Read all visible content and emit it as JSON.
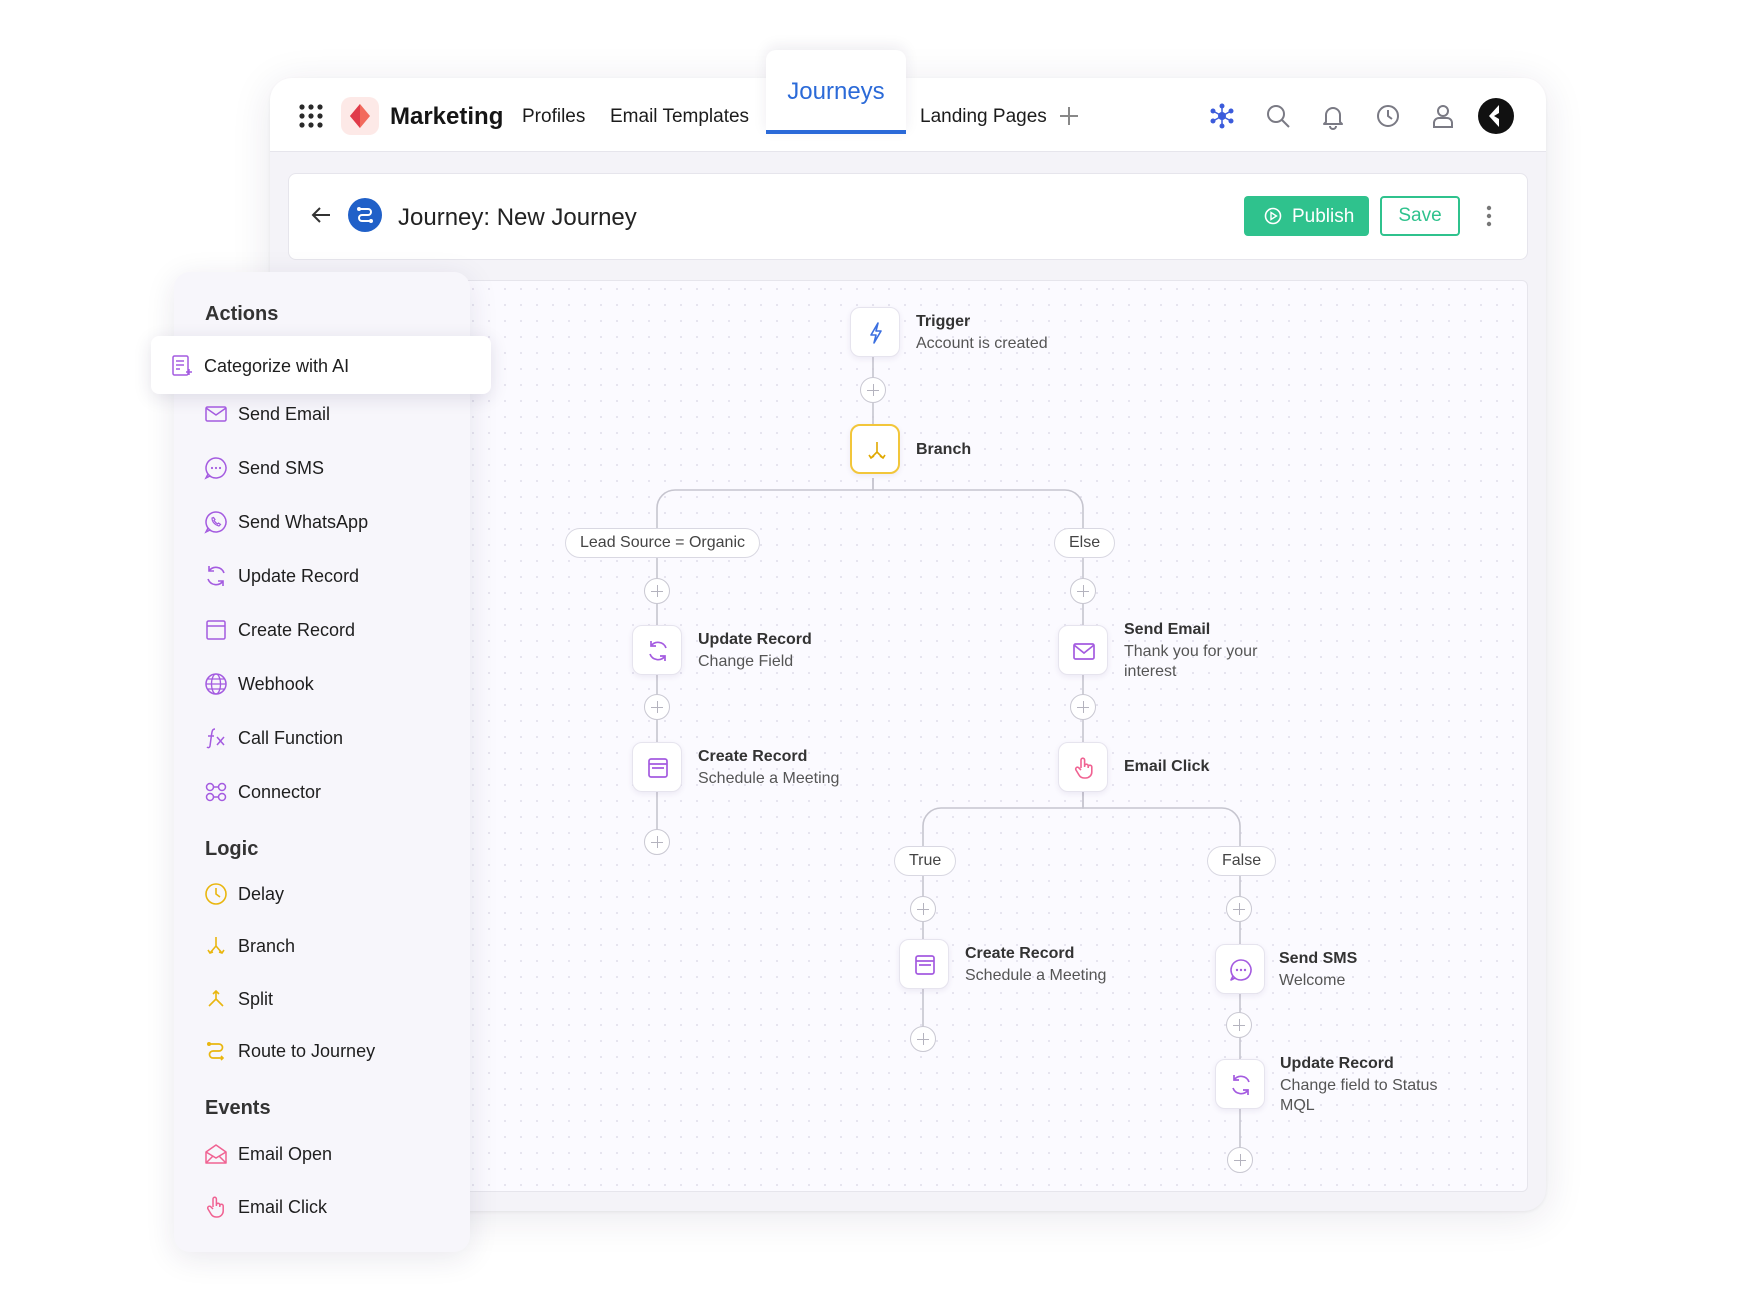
{
  "topbar": {
    "brand": "Marketing",
    "nav": [
      "Profiles",
      "Email Templates",
      "Journeys",
      "Landing Pages"
    ],
    "active_tab": "Journeys",
    "icons": [
      "apps-grid-icon",
      "network-icon",
      "search-icon",
      "bell-icon",
      "clock-icon",
      "user-icon",
      "brand-app-icon"
    ]
  },
  "header": {
    "title": "Journey: New Journey",
    "publish_label": "Publish",
    "save_label": "Save"
  },
  "palette": {
    "actions_heading": "Actions",
    "actions": [
      {
        "label": "Categorize with AI",
        "icon": "ai-categorize-icon"
      },
      {
        "label": "Send Email",
        "icon": "envelope-icon"
      },
      {
        "label": "Send SMS",
        "icon": "chat-bubble-icon"
      },
      {
        "label": "Send WhatsApp",
        "icon": "whatsapp-icon"
      },
      {
        "label": "Update Record",
        "icon": "refresh-icon"
      },
      {
        "label": "Create Record",
        "icon": "record-icon"
      },
      {
        "label": "Webhook",
        "icon": "globe-icon"
      },
      {
        "label": "Call Function",
        "icon": "function-icon"
      },
      {
        "label": "Connector",
        "icon": "connector-icon"
      }
    ],
    "logic_heading": "Logic",
    "logic": [
      {
        "label": "Delay",
        "icon": "clock-icon"
      },
      {
        "label": "Branch",
        "icon": "branch-icon"
      },
      {
        "label": "Split",
        "icon": "split-icon"
      },
      {
        "label": "Route to Journey",
        "icon": "route-icon"
      }
    ],
    "events_heading": "Events",
    "events": [
      {
        "label": "Email Open",
        "icon": "open-envelope-icon"
      },
      {
        "label": "Email Click",
        "icon": "pointer-hand-icon"
      }
    ]
  },
  "flow": {
    "trigger": {
      "title": "Trigger",
      "subtitle": "Account is created"
    },
    "branch": {
      "title": "Branch"
    },
    "conditions": {
      "left": "Lead Source = Organic",
      "right": "Else",
      "true": "True",
      "false": "False"
    },
    "left_steps": [
      {
        "title": "Update Record",
        "subtitle": "Change Field"
      },
      {
        "title": "Create Record",
        "subtitle": "Schedule a Meeting"
      }
    ],
    "right_steps": [
      {
        "title": "Send Email",
        "subtitle": "Thank you for your interest"
      },
      {
        "title": "Email Click",
        "subtitle": ""
      }
    ],
    "true_steps": [
      {
        "title": "Create Record",
        "subtitle": "Schedule a Meeting"
      }
    ],
    "false_steps": [
      {
        "title": "Send SMS",
        "subtitle": "Welcome"
      },
      {
        "title": "Update Record",
        "subtitle": "Change field to Status MQL"
      }
    ]
  },
  "colors": {
    "accent_blue": "#2b6ad8",
    "publish_green": "#2fc28d",
    "icon_purple": "#a45be0",
    "branch_yellow": "#f2c63a",
    "event_pink": "#f06292"
  }
}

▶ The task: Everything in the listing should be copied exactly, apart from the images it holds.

▶ Response for this exercise:
Read all visible content and emit it as JSON.
{
  "topbar": {
    "brand": "Marketing",
    "nav": [
      "Profiles",
      "Email Templates",
      "Journeys",
      "Landing Pages"
    ],
    "active_tab": "Journeys",
    "icons": [
      "apps-grid-icon",
      "network-icon",
      "search-icon",
      "bell-icon",
      "clock-icon",
      "user-icon",
      "brand-app-icon"
    ]
  },
  "header": {
    "title": "Journey: New Journey",
    "publish_label": "Publish",
    "save_label": "Save"
  },
  "palette": {
    "actions_heading": "Actions",
    "actions": [
      {
        "label": "Categorize with AI",
        "icon": "ai-categorize-icon"
      },
      {
        "label": "Send Email",
        "icon": "envelope-icon"
      },
      {
        "label": "Send SMS",
        "icon": "chat-bubble-icon"
      },
      {
        "label": "Send WhatsApp",
        "icon": "whatsapp-icon"
      },
      {
        "label": "Update Record",
        "icon": "refresh-icon"
      },
      {
        "label": "Create Record",
        "icon": "record-icon"
      },
      {
        "label": "Webhook",
        "icon": "globe-icon"
      },
      {
        "label": "Call Function",
        "icon": "function-icon"
      },
      {
        "label": "Connector",
        "icon": "connector-icon"
      }
    ],
    "logic_heading": "Logic",
    "logic": [
      {
        "label": "Delay",
        "icon": "clock-icon"
      },
      {
        "label": "Branch",
        "icon": "branch-icon"
      },
      {
        "label": "Split",
        "icon": "split-icon"
      },
      {
        "label": "Route to Journey",
        "icon": "route-icon"
      }
    ],
    "events_heading": "Events",
    "events": [
      {
        "label": "Email Open",
        "icon": "open-envelope-icon"
      },
      {
        "label": "Email Click",
        "icon": "pointer-hand-icon"
      }
    ]
  },
  "flow": {
    "trigger": {
      "title": "Trigger",
      "subtitle": "Account is created"
    },
    "branch": {
      "title": "Branch"
    },
    "conditions": {
      "left": "Lead Source = Organic",
      "right": "Else",
      "true": "True",
      "false": "False"
    },
    "left_steps": [
      {
        "title": "Update Record",
        "subtitle": "Change Field"
      },
      {
        "title": "Create Record",
        "subtitle": "Schedule a Meeting"
      }
    ],
    "right_steps": [
      {
        "title": "Send Email",
        "subtitle": "Thank you for your interest"
      },
      {
        "title": "Email Click",
        "subtitle": ""
      }
    ],
    "true_steps": [
      {
        "title": "Create Record",
        "subtitle": "Schedule a Meeting"
      }
    ],
    "false_steps": [
      {
        "title": "Send SMS",
        "subtitle": "Welcome"
      },
      {
        "title": "Update Record",
        "subtitle": "Change field to Status MQL"
      }
    ]
  },
  "colors": {
    "accent_blue": "#2b6ad8",
    "publish_green": "#2fc28d",
    "icon_purple": "#a45be0",
    "branch_yellow": "#f2c63a",
    "event_pink": "#f06292"
  }
}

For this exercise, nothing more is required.